Les Lanphere and Tanner Barfield have created a place with the welcoming atmosphere of a classic Pub, in which you can grab your favorite brew or try a new one (or let them try it for you first), converse on general things, or converse on the most serious questions in the world from the best theological tradition in the world. In short, there is no place like this anywhere else, and I am not sure any other place gets it right better than this place.
And I say all of this fully aware that there are many people in here who dislike me and my theological positions, some who have probably bit and insulted my name at times, and that there are few who have publicly acknowledged that they think I’m a heretic and would like to see me kicked out. The fact that such elements never rule the day—like they do in some other Bunkers—is proof positive of the argument I’m making.
I not only think the Pub is a great achievement in its own right, I think it is probably one of the most influential outlets for Reformed Theology right now. Is that over the top? No. In there there is a mixture of mostly young Reformed people tempered with still many older persons seasoned with experience and grace, some ordained elders and pastors. The community is young, with some just beginning, and all always reforming, but there is enough sound theology here that virtually any thread will eventually arrive at a sound Reformed answer or equilibrium between positions. It’s 12,000+ people teaching 12,000+ people Reformed theology under the general influence of many well-trained and well-read thinkers.
So, essentially Les and Tanner have created the largest Reformed Bible School in history.
Let that sink in.
There is not a single school, college, seminary, or university anywhere dedicated to Reformed theology that has anywhere near 12,000+ students and faculty. The Pub does, and in answering Reformed theology questions and encouraging healthy dialogue and debate, regularly, the Pub is doing the work of such institutions for such a large audience and with no tuition or fees. In doing this also in an atmosphere of hospitality and joy, it is doing that work better than the others as well. And with beer.
(Ironically, the White Horse Inn today does not feature beer, unlike the original—the real one.)
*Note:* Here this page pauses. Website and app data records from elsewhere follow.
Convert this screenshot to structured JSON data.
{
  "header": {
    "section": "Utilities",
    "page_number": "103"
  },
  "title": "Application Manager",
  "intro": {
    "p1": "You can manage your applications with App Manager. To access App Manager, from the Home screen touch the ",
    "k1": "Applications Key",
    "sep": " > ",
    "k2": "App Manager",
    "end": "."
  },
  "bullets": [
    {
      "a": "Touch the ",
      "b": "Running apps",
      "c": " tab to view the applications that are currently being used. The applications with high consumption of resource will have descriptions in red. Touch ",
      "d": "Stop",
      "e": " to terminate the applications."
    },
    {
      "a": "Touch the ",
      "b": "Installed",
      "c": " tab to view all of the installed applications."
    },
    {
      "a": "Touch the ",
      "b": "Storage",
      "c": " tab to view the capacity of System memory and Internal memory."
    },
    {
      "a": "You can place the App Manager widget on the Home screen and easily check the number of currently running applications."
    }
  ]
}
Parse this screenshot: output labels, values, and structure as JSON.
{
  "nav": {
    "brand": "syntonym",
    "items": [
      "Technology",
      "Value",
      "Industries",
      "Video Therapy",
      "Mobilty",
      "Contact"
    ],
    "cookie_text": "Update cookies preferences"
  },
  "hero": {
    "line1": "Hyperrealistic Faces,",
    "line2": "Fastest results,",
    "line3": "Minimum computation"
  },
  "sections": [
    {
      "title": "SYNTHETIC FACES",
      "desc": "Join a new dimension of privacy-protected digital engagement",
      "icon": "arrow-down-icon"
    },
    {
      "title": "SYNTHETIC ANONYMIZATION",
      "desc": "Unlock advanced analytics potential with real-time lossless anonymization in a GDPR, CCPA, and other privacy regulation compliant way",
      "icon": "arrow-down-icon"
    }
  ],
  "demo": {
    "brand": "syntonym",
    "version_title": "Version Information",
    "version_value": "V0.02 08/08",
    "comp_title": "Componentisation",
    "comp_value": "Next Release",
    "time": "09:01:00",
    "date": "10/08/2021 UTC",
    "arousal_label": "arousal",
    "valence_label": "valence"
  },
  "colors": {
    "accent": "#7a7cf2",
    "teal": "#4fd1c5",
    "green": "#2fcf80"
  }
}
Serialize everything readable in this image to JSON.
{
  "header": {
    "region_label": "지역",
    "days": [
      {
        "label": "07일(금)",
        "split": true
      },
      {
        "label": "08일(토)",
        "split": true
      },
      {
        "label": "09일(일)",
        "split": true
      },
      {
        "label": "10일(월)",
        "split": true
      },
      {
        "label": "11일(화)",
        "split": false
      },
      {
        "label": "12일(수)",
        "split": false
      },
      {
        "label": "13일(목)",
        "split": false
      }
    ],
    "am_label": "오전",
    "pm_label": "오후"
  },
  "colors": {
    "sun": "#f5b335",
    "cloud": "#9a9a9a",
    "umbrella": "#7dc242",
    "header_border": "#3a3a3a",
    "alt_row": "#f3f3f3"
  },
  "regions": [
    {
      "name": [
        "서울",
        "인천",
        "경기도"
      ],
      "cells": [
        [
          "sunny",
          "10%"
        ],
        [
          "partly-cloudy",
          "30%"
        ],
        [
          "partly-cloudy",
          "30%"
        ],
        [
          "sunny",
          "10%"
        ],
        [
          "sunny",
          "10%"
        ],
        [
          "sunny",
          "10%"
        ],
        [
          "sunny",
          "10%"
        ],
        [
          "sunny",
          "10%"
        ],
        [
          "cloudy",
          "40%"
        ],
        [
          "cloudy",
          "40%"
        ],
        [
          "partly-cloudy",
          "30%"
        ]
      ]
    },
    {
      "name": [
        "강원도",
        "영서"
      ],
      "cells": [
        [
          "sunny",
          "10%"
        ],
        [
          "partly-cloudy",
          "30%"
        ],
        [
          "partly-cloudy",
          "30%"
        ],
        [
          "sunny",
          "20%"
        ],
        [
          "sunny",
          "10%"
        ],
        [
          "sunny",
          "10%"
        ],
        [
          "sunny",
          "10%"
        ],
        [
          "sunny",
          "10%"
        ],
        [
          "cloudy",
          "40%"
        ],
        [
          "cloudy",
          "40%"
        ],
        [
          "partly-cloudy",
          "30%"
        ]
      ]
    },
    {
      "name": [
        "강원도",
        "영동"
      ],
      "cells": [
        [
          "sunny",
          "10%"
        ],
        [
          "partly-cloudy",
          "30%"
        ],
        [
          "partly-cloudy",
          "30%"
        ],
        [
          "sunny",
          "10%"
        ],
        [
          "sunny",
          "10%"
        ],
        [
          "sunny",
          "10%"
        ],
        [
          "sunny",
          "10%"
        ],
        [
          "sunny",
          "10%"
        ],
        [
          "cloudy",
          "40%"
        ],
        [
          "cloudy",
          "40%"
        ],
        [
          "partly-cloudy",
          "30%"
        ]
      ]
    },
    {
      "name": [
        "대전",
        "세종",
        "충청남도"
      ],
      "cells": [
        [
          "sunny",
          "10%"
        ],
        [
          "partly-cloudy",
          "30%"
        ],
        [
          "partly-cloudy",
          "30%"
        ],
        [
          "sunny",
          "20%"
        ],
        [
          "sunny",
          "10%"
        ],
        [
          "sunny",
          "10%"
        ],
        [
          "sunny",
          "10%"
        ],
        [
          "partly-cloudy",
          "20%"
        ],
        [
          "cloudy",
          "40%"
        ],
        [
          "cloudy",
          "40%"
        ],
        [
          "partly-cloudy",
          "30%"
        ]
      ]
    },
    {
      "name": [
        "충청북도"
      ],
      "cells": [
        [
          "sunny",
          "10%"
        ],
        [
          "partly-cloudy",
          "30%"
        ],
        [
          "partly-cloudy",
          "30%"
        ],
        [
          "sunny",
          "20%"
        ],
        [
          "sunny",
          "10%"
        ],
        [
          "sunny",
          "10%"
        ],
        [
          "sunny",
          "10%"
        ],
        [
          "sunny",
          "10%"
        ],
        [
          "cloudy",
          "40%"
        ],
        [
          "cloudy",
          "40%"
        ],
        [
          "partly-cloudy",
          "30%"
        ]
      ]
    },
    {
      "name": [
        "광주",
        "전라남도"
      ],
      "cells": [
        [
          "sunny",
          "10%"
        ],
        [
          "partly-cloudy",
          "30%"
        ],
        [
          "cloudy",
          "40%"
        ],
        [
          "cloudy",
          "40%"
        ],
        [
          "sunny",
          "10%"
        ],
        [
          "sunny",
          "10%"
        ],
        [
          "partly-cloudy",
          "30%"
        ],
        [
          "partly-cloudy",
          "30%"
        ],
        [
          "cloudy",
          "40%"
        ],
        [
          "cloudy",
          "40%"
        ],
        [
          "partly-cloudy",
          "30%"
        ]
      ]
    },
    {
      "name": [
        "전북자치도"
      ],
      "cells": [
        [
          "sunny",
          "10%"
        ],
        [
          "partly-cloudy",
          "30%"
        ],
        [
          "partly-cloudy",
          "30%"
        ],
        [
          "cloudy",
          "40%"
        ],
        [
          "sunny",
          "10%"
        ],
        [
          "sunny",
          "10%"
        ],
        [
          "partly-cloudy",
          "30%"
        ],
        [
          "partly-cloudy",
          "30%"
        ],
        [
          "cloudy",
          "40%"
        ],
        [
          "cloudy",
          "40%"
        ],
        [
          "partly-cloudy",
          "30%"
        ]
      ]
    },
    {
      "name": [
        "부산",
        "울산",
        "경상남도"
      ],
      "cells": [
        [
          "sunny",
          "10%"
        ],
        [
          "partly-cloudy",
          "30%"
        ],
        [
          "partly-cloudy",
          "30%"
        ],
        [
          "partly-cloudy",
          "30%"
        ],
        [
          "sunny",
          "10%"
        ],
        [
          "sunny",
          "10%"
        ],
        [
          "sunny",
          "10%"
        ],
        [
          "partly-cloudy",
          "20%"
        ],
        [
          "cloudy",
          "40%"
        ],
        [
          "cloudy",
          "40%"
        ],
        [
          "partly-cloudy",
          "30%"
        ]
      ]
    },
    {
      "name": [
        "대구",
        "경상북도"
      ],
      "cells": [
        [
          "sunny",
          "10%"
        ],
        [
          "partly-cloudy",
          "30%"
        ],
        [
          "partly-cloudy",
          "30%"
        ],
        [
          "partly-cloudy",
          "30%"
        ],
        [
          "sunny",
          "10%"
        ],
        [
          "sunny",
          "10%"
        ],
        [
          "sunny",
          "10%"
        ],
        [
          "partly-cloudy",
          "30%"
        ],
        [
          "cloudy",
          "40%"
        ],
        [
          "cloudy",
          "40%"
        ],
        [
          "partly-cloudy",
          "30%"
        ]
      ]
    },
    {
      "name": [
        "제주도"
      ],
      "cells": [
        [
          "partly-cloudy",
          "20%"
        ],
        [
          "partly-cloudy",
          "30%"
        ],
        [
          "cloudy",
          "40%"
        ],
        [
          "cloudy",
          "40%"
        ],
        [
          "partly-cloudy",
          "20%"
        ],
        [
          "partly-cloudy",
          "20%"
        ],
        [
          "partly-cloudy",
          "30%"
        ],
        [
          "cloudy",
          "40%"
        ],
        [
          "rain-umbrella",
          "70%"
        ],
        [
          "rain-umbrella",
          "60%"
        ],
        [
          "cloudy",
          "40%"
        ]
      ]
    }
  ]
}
Are the members mostly credos? Probably. Are they mostly two kingdoms, natural law types (even if they haven’t heard those phrases)? More pietist than transformationalist? I assume. Do they esteem Michael Horton and R. Scott Clark more than Joel McDurmon? To my chagrin. Don’t I wish they were all followers of American Vision? You bet! Do I wish all 12k would become theonomists? You better believe I’d buy all the rounds on that day. No I don’t agree with everything said and taught in the Pub. But big deal. There is a foundation of basic Reformed theology, apologetics, and presuppositions being laid here. That’s about the best starting point anyone could ask for. I love watching it happen. And as long as it retains its character and integrity, I will defend it until then end.